Jessie said...

When I first started reading this, I was very surprised. And I am still surprised sometimes. Because I had no idea how awful your disease is. I have never seen you look sick or act sick, I had only heard it referred to. It's true, you look normal, your family is beautiful and well adjusted, your house is immaculate, etc. Nobody would know unless they were told or witnessed it.

I suffer from severe depression. But not very many people know that, and almost nobody sees it. I take medication and when I leave the house nobody would know. The physical evidence is the messy house, the laundry that is never folded, my ability to sleep an entire day away, Avery's questions about why I don't play with her enough, etc.

What I learned from you is: I think it is important that we don't hide or be embarrassed of ourselves, that we educate people. The more people know the more comfortable they are with it and the more they can either help us or other people in their lives.

s. said...

Thx for sharing you two!

My journey has certainly made me more aware that most of us carry some sort of pain - either emotional or physical - that is invisible to those around us. It's certainly made me take stock of not looking through people but being intentional in my interactions with those around me. Thanks for your vulnerability in sharing your personal experiences with me - relationships grow when we are able to be vulnerable.

Thandi said...

I can so understand that. I'd also feel like someone was doubting my word.

Thandi said...

I can so understand that.

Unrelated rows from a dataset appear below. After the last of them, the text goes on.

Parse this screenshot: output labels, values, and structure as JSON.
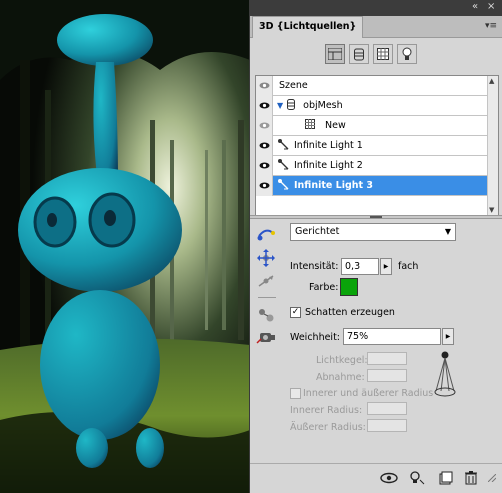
{
  "panel": {
    "tab_title": "3D {Lichtquellen}",
    "menu_icon": "panel-menu-icon",
    "filters": [
      {
        "name": "scene-filter-icon",
        "active": true
      },
      {
        "name": "mesh-filter-icon",
        "active": false
      },
      {
        "name": "material-filter-icon",
        "active": false
      },
      {
        "name": "light-filter-icon",
        "active": false
      }
    ]
  },
  "layers": [
    {
      "label": "Szene",
      "kind": "scene",
      "selected": false
    },
    {
      "label": "objMesh",
      "kind": "mesh",
      "selected": false
    },
    {
      "label": "New",
      "kind": "material",
      "selected": false
    },
    {
      "label": "Infinite Light 1",
      "kind": "light",
      "selected": false
    },
    {
      "label": "Infinite Light 2",
      "kind": "light",
      "selected": false
    },
    {
      "label": "Infinite Light 3",
      "kind": "light",
      "selected": true
    }
  ],
  "light": {
    "type_value": "Gerichtet",
    "intensity_label": "Intensität:",
    "intensity_value": "0,3",
    "intensity_unit": "fach",
    "color_label": "Farbe:",
    "color": "#0aa40a",
    "shadows_label": "Schatten erzeugen",
    "shadows_checked": true,
    "softness_label": "Weichheit:",
    "softness_value": "75%",
    "hotspot_label": "Lichtkegel:",
    "falloff_label": "Abnahme:",
    "radius_checkbox_label": "Innerer und äußerer Radius",
    "inner_radius_label": "Innerer Radius:",
    "outer_radius_label": "Äußerer Radius:"
  },
  "bottom_buttons": [
    "toggle-lights-icon",
    "new-light-icon",
    "render-icon",
    "delete-icon"
  ],
  "colors": {
    "panel_bg": "#d6d6d6",
    "selection": "#3a8ee6",
    "creature": "#12a0b4"
  }
}
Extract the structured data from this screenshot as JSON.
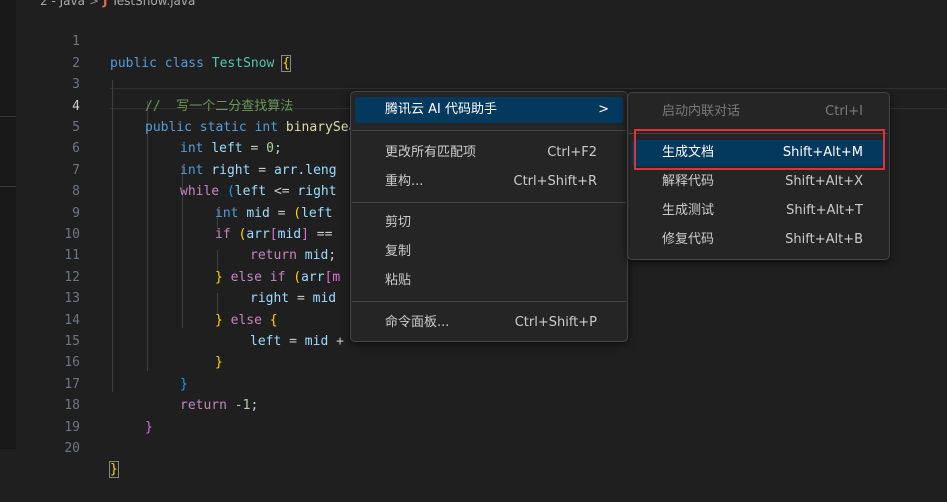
{
  "breadcrumb": {
    "folder": "2 - Java",
    "separator": ">",
    "java_icon": "J",
    "file": "TestSnow.java"
  },
  "editor": {
    "active_line": 4,
    "lines": [
      {
        "n": "1"
      },
      {
        "n": "2"
      },
      {
        "n": "3"
      },
      {
        "n": "4"
      },
      {
        "n": "5"
      },
      {
        "n": "6"
      },
      {
        "n": "7"
      },
      {
        "n": "8"
      },
      {
        "n": "9"
      },
      {
        "n": "10"
      },
      {
        "n": "11"
      },
      {
        "n": "12"
      },
      {
        "n": "13"
      },
      {
        "n": "14"
      },
      {
        "n": "15"
      },
      {
        "n": "16"
      },
      {
        "n": "17"
      },
      {
        "n": "18"
      },
      {
        "n": "19"
      },
      {
        "n": "20"
      }
    ],
    "code": {
      "l1": [
        "public",
        "class",
        "TestSnow",
        "{"
      ],
      "l3": "//  写一个二分查找算法",
      "l4": [
        "public",
        "static",
        "int",
        "binarySearch",
        "(",
        "int",
        "[]",
        "arr",
        ",",
        "int",
        "target",
        ")",
        "{"
      ],
      "l5": [
        "int",
        "left",
        "=",
        "0",
        ";"
      ],
      "l6": [
        "int",
        "right",
        "=",
        "arr",
        ".leng"
      ],
      "l7": [
        "while",
        "(",
        "left",
        "<=",
        "right"
      ],
      "l8": [
        "int",
        "mid",
        "=",
        "(",
        "left"
      ],
      "l9": [
        "if",
        "(",
        "arr",
        "[",
        "mid",
        "]",
        "=="
      ],
      "l10": [
        "return",
        "mid",
        ";"
      ],
      "l11": [
        "}",
        "else",
        "if",
        "(",
        "arr",
        "[m"
      ],
      "l12": [
        "right",
        "=",
        "mid"
      ],
      "l13": [
        "}",
        "else",
        "{"
      ],
      "l14": [
        "left",
        "=",
        "mid",
        "+"
      ],
      "l15": "}",
      "l16": "}",
      "l17": [
        "return",
        "-1",
        ";"
      ],
      "l18": "}",
      "l20": "}"
    }
  },
  "context_menu": {
    "items": [
      {
        "label": "腾讯云 AI 代码助手",
        "shortcut": "",
        "has_submenu": true,
        "chevron": ">"
      },
      {
        "label": "更改所有匹配项",
        "shortcut": "Ctrl+F2"
      },
      {
        "label": "重构...",
        "shortcut": "Ctrl+Shift+R"
      },
      {
        "label": "剪切",
        "shortcut": ""
      },
      {
        "label": "复制",
        "shortcut": ""
      },
      {
        "label": "粘贴",
        "shortcut": ""
      },
      {
        "label": "命令面板...",
        "shortcut": "Ctrl+Shift+P"
      }
    ]
  },
  "submenu": {
    "items": [
      {
        "label": "启动内联对话",
        "shortcut": "Ctrl+I",
        "disabled": true
      },
      {
        "label": "生成文档",
        "shortcut": "Shift+Alt+M",
        "highlighted": true
      },
      {
        "label": "解释代码",
        "shortcut": "Shift+Alt+X"
      },
      {
        "label": "生成测试",
        "shortcut": "Shift+Alt+T"
      },
      {
        "label": "修复代码",
        "shortcut": "Shift+Alt+B"
      }
    ]
  },
  "colors": {
    "background": "#1f1f1f",
    "menu_background": "#252526",
    "selection": "#04395e",
    "highlight_box": "#e0323a",
    "keyword": "#569cd6",
    "function": "#dcdcaa",
    "variable": "#9cdcfe",
    "comment": "#6a9955"
  }
}
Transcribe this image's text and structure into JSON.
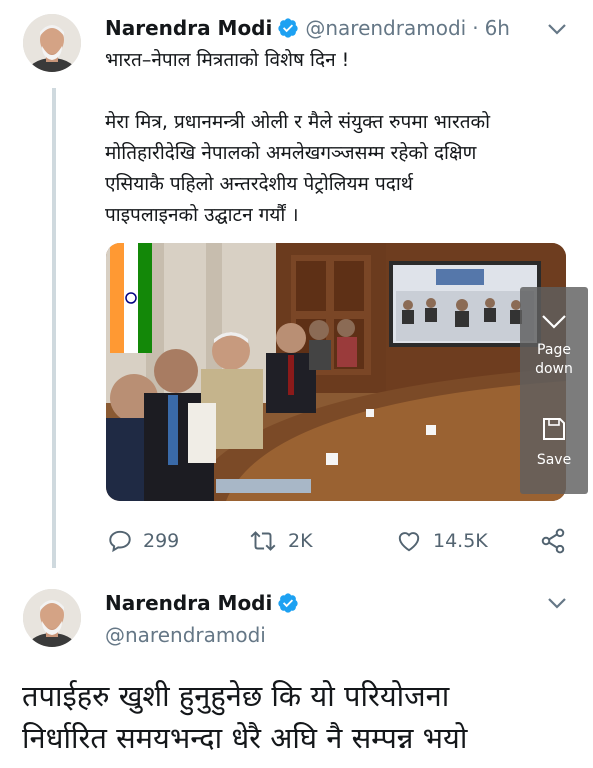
{
  "tweet1": {
    "author_name": "Narendra Modi",
    "handle": "@narendramodi",
    "separator": "·",
    "time": "6h",
    "title_line": "भारत–नेपाल मित्रताको विशेष दिन !",
    "body_lines": [
      "मेरा मित्र, प्रधानमन्त्री ओली र मैले संयुक्त रुपमा भारतको",
      "मोतिहारीदेखि नेपालको अमलेखगञ्जसम्म रहेको दक्षिण",
      "एसियाकै पहिलो अन्तरदेशीय पेट्रोलियम पदार्थ",
      "पाइपलाइनको उद्घाटन गर्यौं ।"
    ],
    "actions": {
      "replies": "299",
      "retweets": "2K",
      "likes": "14.5K"
    }
  },
  "overlay": {
    "page_down_line1": "Page",
    "page_down_line2": "down",
    "save_label": "Save"
  },
  "tweet2": {
    "author_name": "Narendra Modi",
    "handle": "@narendramodi",
    "text_lines": [
      "तपाईहरु खुशी हुनुहुनेछ कि यो परियोजना",
      "निर्धारित समयभन्दा धेरै अघि नै सम्पन्न भयो"
    ]
  },
  "colors": {
    "verified_blue": "#1da1f2",
    "secondary_text": "#657786",
    "thread_line": "#cfd9de"
  },
  "icons": [
    "verified-badge-icon",
    "chevron-down-icon",
    "reply-icon",
    "retweet-icon",
    "like-icon",
    "share-icon",
    "page-down-icon",
    "save-icon"
  ]
}
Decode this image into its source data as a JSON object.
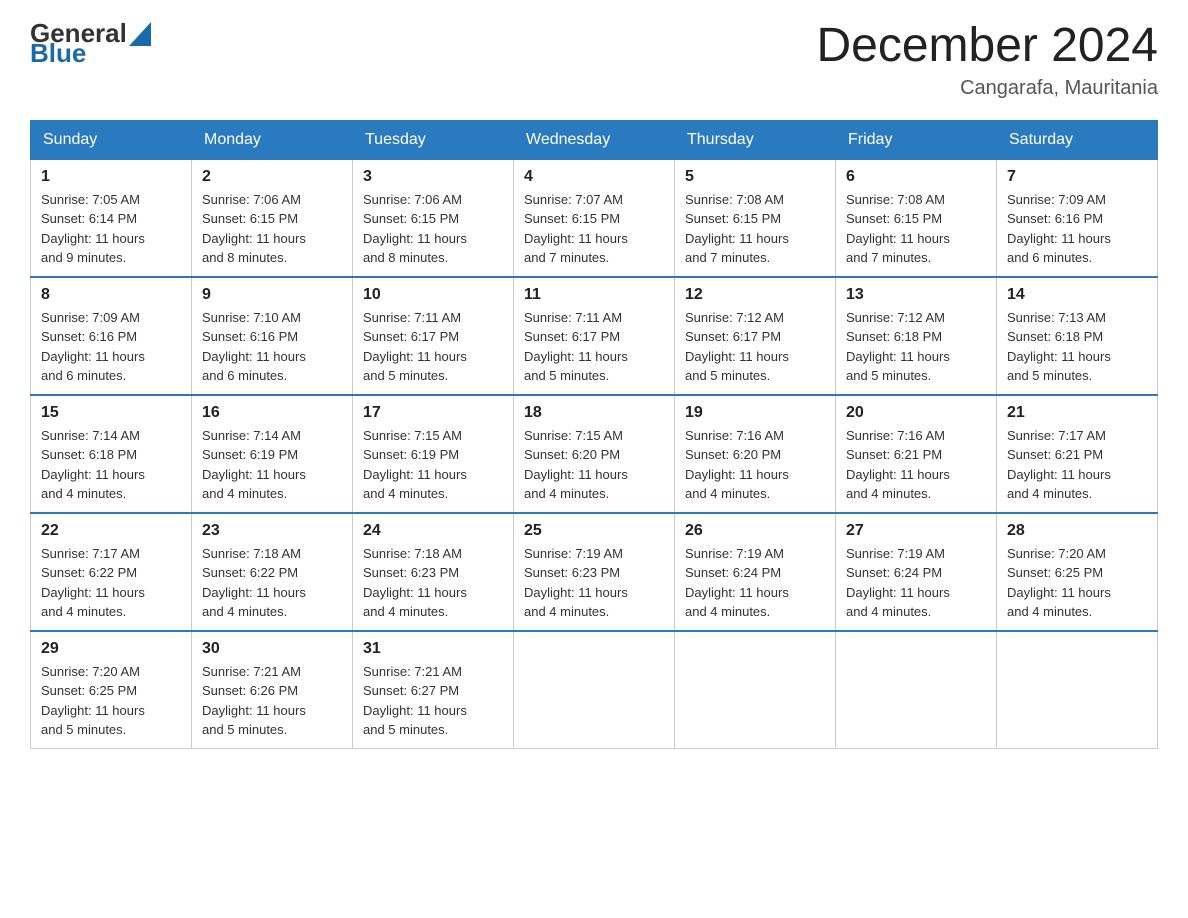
{
  "header": {
    "logo_general": "General",
    "logo_blue": "Blue",
    "month_year": "December 2024",
    "location": "Cangarafa, Mauritania"
  },
  "weekdays": [
    "Sunday",
    "Monday",
    "Tuesday",
    "Wednesday",
    "Thursday",
    "Friday",
    "Saturday"
  ],
  "weeks": [
    [
      {
        "day": "1",
        "sunrise": "7:05 AM",
        "sunset": "6:14 PM",
        "daylight": "11 hours and 9 minutes."
      },
      {
        "day": "2",
        "sunrise": "7:06 AM",
        "sunset": "6:15 PM",
        "daylight": "11 hours and 8 minutes."
      },
      {
        "day": "3",
        "sunrise": "7:06 AM",
        "sunset": "6:15 PM",
        "daylight": "11 hours and 8 minutes."
      },
      {
        "day": "4",
        "sunrise": "7:07 AM",
        "sunset": "6:15 PM",
        "daylight": "11 hours and 7 minutes."
      },
      {
        "day": "5",
        "sunrise": "7:08 AM",
        "sunset": "6:15 PM",
        "daylight": "11 hours and 7 minutes."
      },
      {
        "day": "6",
        "sunrise": "7:08 AM",
        "sunset": "6:15 PM",
        "daylight": "11 hours and 7 minutes."
      },
      {
        "day": "7",
        "sunrise": "7:09 AM",
        "sunset": "6:16 PM",
        "daylight": "11 hours and 6 minutes."
      }
    ],
    [
      {
        "day": "8",
        "sunrise": "7:09 AM",
        "sunset": "6:16 PM",
        "daylight": "11 hours and 6 minutes."
      },
      {
        "day": "9",
        "sunrise": "7:10 AM",
        "sunset": "6:16 PM",
        "daylight": "11 hours and 6 minutes."
      },
      {
        "day": "10",
        "sunrise": "7:11 AM",
        "sunset": "6:17 PM",
        "daylight": "11 hours and 5 minutes."
      },
      {
        "day": "11",
        "sunrise": "7:11 AM",
        "sunset": "6:17 PM",
        "daylight": "11 hours and 5 minutes."
      },
      {
        "day": "12",
        "sunrise": "7:12 AM",
        "sunset": "6:17 PM",
        "daylight": "11 hours and 5 minutes."
      },
      {
        "day": "13",
        "sunrise": "7:12 AM",
        "sunset": "6:18 PM",
        "daylight": "11 hours and 5 minutes."
      },
      {
        "day": "14",
        "sunrise": "7:13 AM",
        "sunset": "6:18 PM",
        "daylight": "11 hours and 5 minutes."
      }
    ],
    [
      {
        "day": "15",
        "sunrise": "7:14 AM",
        "sunset": "6:18 PM",
        "daylight": "11 hours and 4 minutes."
      },
      {
        "day": "16",
        "sunrise": "7:14 AM",
        "sunset": "6:19 PM",
        "daylight": "11 hours and 4 minutes."
      },
      {
        "day": "17",
        "sunrise": "7:15 AM",
        "sunset": "6:19 PM",
        "daylight": "11 hours and 4 minutes."
      },
      {
        "day": "18",
        "sunrise": "7:15 AM",
        "sunset": "6:20 PM",
        "daylight": "11 hours and 4 minutes."
      },
      {
        "day": "19",
        "sunrise": "7:16 AM",
        "sunset": "6:20 PM",
        "daylight": "11 hours and 4 minutes."
      },
      {
        "day": "20",
        "sunrise": "7:16 AM",
        "sunset": "6:21 PM",
        "daylight": "11 hours and 4 minutes."
      },
      {
        "day": "21",
        "sunrise": "7:17 AM",
        "sunset": "6:21 PM",
        "daylight": "11 hours and 4 minutes."
      }
    ],
    [
      {
        "day": "22",
        "sunrise": "7:17 AM",
        "sunset": "6:22 PM",
        "daylight": "11 hours and 4 minutes."
      },
      {
        "day": "23",
        "sunrise": "7:18 AM",
        "sunset": "6:22 PM",
        "daylight": "11 hours and 4 minutes."
      },
      {
        "day": "24",
        "sunrise": "7:18 AM",
        "sunset": "6:23 PM",
        "daylight": "11 hours and 4 minutes."
      },
      {
        "day": "25",
        "sunrise": "7:19 AM",
        "sunset": "6:23 PM",
        "daylight": "11 hours and 4 minutes."
      },
      {
        "day": "26",
        "sunrise": "7:19 AM",
        "sunset": "6:24 PM",
        "daylight": "11 hours and 4 minutes."
      },
      {
        "day": "27",
        "sunrise": "7:19 AM",
        "sunset": "6:24 PM",
        "daylight": "11 hours and 4 minutes."
      },
      {
        "day": "28",
        "sunrise": "7:20 AM",
        "sunset": "6:25 PM",
        "daylight": "11 hours and 4 minutes."
      }
    ],
    [
      {
        "day": "29",
        "sunrise": "7:20 AM",
        "sunset": "6:25 PM",
        "daylight": "11 hours and 5 minutes."
      },
      {
        "day": "30",
        "sunrise": "7:21 AM",
        "sunset": "6:26 PM",
        "daylight": "11 hours and 5 minutes."
      },
      {
        "day": "31",
        "sunrise": "7:21 AM",
        "sunset": "6:27 PM",
        "daylight": "11 hours and 5 minutes."
      },
      null,
      null,
      null,
      null
    ]
  ],
  "labels": {
    "sunrise": "Sunrise:",
    "sunset": "Sunset:",
    "daylight": "Daylight:"
  }
}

I'd also feel like someone was doubting my word.

Thandi said...

I can so understand that. I'd also feel like someone was doubting my word.